Task description:
From the entries below, copy every line that holds the word "value".

··· Information provided ···

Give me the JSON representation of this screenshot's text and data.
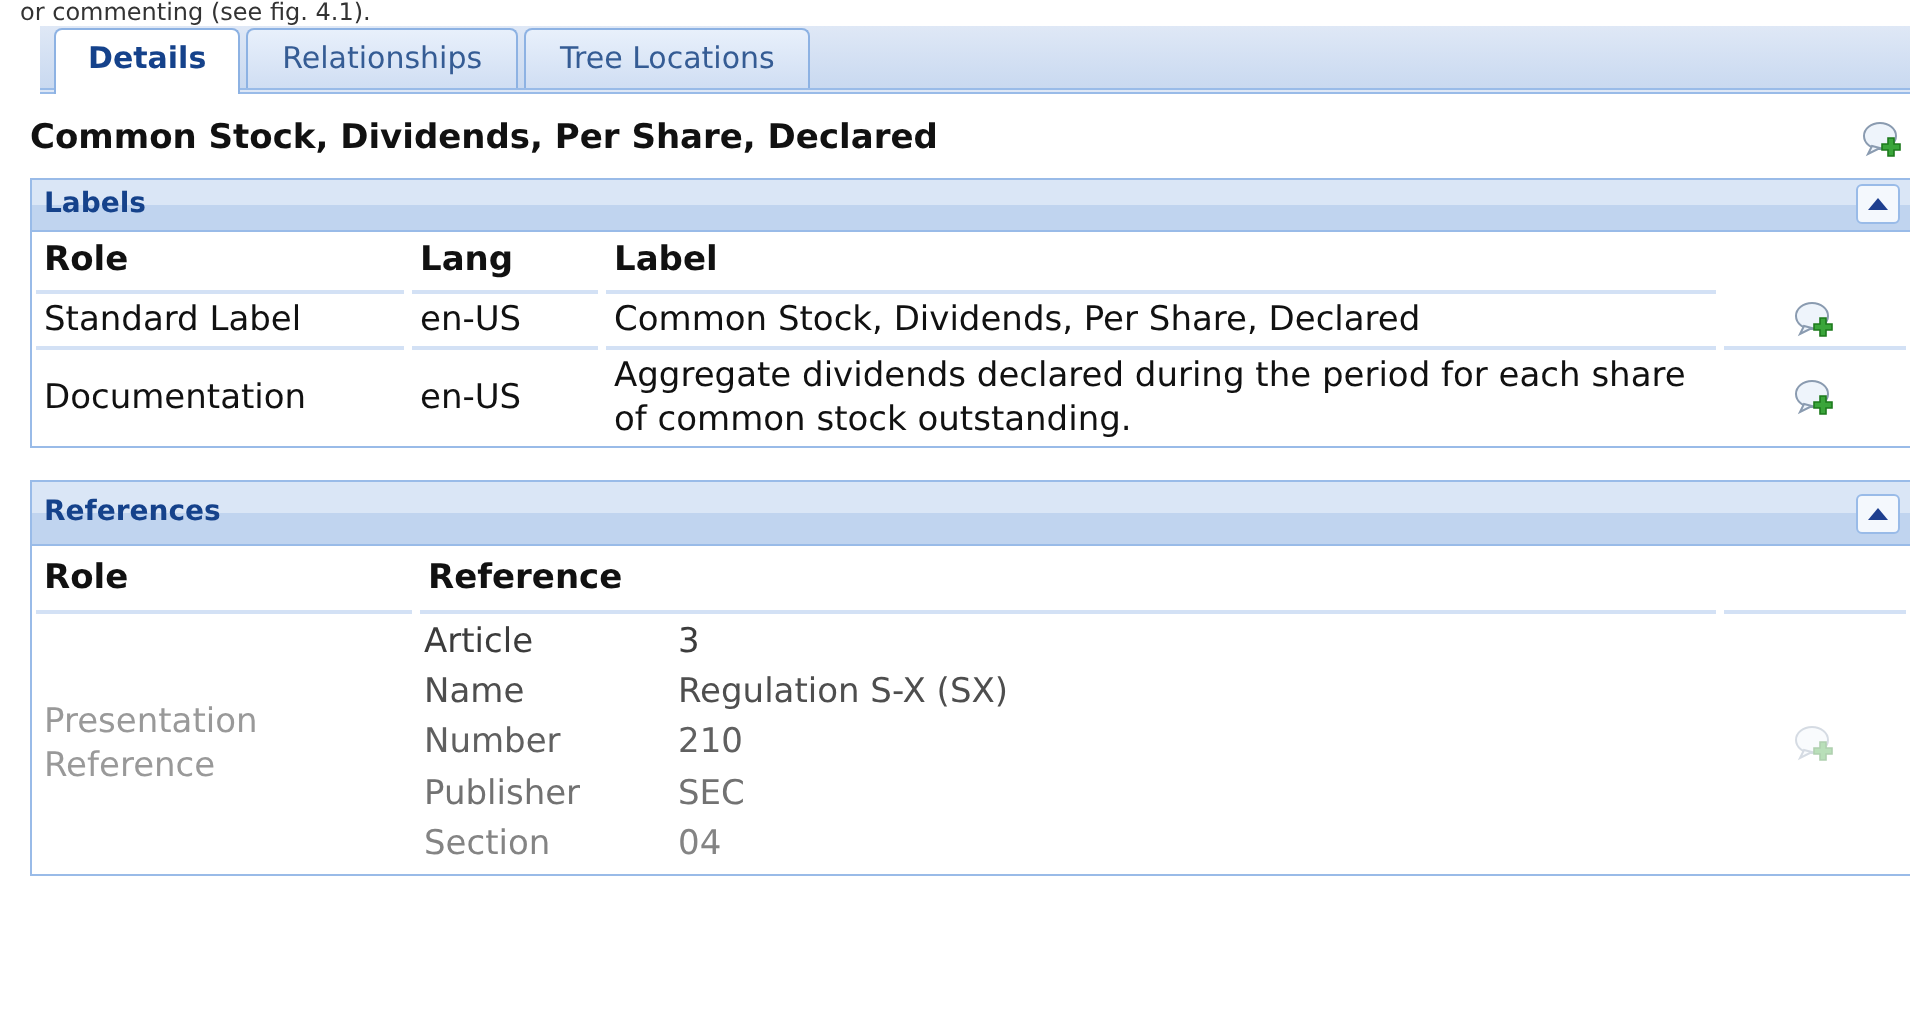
{
  "caption_above": "or commenting (see fig. 4.1).",
  "tabs": [
    {
      "label": "Details",
      "selected": true
    },
    {
      "label": "Relationships",
      "selected": false
    },
    {
      "label": "Tree Locations",
      "selected": false
    }
  ],
  "concept_title": "Common Stock, Dividends, Per Share, Declared",
  "labels_panel": {
    "title": "Labels",
    "expanded": true,
    "columns": [
      "Role",
      "Lang",
      "Label"
    ],
    "rows": [
      {
        "role": "Standard Label",
        "lang": "en-US",
        "label": "Common Stock, Dividends, Per Share, Declared"
      },
      {
        "role": "Documentation",
        "lang": "en-US",
        "label": "Aggregate dividends declared during the period for each share of common stock outstanding."
      }
    ]
  },
  "references_panel": {
    "title": "References",
    "expanded": true,
    "columns": [
      "Role",
      "Reference"
    ],
    "rows": [
      {
        "role": "Presentation Reference",
        "dimmed": true,
        "fields": [
          {
            "key": "Article",
            "value": "3"
          },
          {
            "key": "Name",
            "value": "Regulation S-X (SX)"
          },
          {
            "key": "Number",
            "value": "210"
          },
          {
            "key": "Publisher",
            "value": "SEC"
          },
          {
            "key": "Section",
            "value": "04"
          }
        ]
      }
    ]
  }
}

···

Response:
            "value": "3"
            "value": "Regulation S-X (SX)"
            "value": "210"
            "value": "SEC"
            "value": "04"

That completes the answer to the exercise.